On Saturday night, I had a "first" in my wine career. For the first time, I tried a wine that was rated a perfect 100 points by a wine critic. My friend Tony just found out that he and his wife will be moving to Houston, to accept a job that he has wanted for a while. Naturally, this was a bittersweet cause for celebration. Another friend that happens to be of financial means decided to order a 2002 Shafer Hillside Select Cabernet Sauvignon from the cellar at 33 Wine Bar. I don't know what he paid for it, but it was a lot. Current pricing on wine-searcher.com starts at $330/bottle, if you can find it.
I pictured my first time trying a 100 point wine as having an out-of-body experience. I don't know if I expected an angel riding a unicorn to come through and give me a foot massage while I swirled the nectar of the gods in a gold-plated glass or something, but it didn't happen. Now, don't get me wrong, the wine was good. It was damn good. The cedar and cigar-box note that was in the nose was almost tangible, and I could only describe the wine as "sexy" to those around us. However, it just wasn't the life-altering experience that other wine geeks talk about. I guess this is all to say that I really confirmed that you should only put a little stock in wine ratings. They are an objective number put onto a subjective matter. In other words, one one particular day, one particular person thought that this wine was the "perfect example" of Napa Valley Cabernet. On Saturday, I personally didn't.
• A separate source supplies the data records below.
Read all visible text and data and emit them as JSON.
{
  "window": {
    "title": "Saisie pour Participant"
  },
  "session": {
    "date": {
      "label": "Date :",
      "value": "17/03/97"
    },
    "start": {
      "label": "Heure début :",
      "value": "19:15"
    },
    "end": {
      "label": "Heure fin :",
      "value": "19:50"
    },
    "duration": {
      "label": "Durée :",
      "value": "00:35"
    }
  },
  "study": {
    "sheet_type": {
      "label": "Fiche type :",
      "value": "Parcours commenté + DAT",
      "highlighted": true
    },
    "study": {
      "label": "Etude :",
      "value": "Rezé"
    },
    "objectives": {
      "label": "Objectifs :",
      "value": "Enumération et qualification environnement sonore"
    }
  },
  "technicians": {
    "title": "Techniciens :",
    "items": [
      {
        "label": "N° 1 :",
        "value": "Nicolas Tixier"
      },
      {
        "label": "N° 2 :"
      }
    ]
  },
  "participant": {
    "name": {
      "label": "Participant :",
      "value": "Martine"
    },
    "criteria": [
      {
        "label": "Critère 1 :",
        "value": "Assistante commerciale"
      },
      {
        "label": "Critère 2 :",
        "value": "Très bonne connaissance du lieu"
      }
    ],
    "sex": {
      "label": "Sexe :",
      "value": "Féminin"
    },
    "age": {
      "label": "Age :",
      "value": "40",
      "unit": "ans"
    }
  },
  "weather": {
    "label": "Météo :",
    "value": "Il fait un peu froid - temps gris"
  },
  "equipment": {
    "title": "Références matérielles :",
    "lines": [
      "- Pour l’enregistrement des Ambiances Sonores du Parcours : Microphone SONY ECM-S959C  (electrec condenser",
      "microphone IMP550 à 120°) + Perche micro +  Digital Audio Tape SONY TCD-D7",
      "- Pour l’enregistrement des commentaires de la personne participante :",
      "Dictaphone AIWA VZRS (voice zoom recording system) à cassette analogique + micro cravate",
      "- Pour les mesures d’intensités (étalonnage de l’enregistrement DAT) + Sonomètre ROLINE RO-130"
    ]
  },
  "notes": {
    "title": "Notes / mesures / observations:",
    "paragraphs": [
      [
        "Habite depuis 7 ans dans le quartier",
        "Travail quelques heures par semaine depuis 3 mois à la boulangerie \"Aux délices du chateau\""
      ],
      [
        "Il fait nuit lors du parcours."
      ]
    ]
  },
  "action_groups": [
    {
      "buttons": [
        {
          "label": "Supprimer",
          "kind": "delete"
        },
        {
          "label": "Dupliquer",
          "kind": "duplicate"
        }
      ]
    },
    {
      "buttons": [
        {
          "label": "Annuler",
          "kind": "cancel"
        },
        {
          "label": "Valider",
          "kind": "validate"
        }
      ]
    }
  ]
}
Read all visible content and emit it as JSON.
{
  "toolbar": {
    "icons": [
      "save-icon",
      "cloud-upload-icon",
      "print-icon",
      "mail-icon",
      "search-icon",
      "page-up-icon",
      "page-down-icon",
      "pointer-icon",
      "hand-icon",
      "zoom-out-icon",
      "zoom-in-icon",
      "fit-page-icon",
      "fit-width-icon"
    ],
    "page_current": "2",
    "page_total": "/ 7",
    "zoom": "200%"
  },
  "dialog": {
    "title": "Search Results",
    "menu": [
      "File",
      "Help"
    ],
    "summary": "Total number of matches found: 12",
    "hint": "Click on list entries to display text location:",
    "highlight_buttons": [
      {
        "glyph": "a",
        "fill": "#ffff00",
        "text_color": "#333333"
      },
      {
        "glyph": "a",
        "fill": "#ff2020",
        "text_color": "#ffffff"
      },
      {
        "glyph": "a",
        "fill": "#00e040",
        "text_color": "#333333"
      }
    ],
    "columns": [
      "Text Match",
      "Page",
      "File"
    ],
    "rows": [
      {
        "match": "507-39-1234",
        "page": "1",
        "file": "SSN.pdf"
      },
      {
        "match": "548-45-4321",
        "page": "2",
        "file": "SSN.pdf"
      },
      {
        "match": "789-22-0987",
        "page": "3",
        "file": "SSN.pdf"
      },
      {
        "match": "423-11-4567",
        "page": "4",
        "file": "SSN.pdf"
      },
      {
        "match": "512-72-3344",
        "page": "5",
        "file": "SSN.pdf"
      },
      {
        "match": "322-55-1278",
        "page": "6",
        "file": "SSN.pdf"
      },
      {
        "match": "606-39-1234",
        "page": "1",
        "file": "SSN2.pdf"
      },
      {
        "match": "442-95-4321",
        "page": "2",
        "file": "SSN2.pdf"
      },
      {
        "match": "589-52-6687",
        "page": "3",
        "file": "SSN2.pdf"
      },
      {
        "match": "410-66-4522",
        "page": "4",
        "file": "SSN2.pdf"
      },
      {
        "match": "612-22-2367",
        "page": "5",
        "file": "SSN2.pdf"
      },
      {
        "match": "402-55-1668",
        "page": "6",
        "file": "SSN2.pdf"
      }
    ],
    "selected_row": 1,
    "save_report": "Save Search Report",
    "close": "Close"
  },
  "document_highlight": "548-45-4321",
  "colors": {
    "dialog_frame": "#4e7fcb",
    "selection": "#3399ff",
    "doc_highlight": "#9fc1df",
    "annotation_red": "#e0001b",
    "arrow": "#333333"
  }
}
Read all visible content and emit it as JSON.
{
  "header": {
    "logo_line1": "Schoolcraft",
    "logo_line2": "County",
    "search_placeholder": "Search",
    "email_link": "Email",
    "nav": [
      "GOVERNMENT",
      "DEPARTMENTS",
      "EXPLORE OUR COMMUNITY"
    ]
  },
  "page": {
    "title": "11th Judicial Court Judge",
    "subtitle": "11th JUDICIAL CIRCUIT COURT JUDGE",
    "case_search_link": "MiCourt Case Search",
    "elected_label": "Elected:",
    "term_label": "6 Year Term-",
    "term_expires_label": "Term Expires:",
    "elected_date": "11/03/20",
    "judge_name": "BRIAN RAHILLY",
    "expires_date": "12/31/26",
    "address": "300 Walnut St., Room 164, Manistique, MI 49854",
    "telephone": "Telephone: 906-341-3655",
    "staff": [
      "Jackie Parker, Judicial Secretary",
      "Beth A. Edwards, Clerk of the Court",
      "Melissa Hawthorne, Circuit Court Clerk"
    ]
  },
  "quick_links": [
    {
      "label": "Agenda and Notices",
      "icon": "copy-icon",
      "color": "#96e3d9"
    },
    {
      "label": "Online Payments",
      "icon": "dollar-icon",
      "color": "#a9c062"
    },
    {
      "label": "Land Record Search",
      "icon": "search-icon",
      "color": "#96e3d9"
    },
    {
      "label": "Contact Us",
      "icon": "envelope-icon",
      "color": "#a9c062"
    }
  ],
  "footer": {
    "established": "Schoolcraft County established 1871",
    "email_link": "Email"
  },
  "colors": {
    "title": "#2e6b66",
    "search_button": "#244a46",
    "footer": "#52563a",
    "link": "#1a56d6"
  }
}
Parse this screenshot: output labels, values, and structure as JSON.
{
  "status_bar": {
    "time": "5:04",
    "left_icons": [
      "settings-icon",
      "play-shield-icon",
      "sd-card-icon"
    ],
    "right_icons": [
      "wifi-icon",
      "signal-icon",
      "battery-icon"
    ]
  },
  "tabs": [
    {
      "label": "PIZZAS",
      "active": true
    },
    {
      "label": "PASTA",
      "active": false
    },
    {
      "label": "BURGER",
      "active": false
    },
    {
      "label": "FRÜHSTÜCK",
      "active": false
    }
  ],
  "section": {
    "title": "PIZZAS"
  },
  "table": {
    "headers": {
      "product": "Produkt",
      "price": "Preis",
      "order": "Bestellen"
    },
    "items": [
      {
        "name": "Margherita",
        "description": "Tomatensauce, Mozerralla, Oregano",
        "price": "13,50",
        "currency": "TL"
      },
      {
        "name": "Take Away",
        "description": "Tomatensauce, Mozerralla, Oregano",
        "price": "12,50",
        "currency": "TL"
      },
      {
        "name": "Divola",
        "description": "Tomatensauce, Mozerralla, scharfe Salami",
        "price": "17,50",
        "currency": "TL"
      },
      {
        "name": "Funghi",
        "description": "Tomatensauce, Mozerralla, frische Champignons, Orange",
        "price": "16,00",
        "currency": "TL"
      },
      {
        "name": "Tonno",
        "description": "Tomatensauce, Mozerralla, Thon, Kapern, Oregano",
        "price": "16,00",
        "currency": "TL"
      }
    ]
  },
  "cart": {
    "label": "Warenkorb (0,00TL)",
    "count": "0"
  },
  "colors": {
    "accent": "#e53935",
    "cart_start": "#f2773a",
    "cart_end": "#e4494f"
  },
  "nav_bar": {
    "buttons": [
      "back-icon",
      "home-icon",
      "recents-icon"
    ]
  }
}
You know what deserved the 100 points? The evening. This was one of those times where there were about a dozen of us sitting around a table, everyone laughing and celebrating with our buddy that is going to leave us. Great wine was poured, old jokes were rehashed, new stories were told. The funny thing is, we could have been drinking $6 bottles of Aussie Shiraz with dancing koalas on the label, and it would have been just as fun.
That, my friends, is unicorn worthy.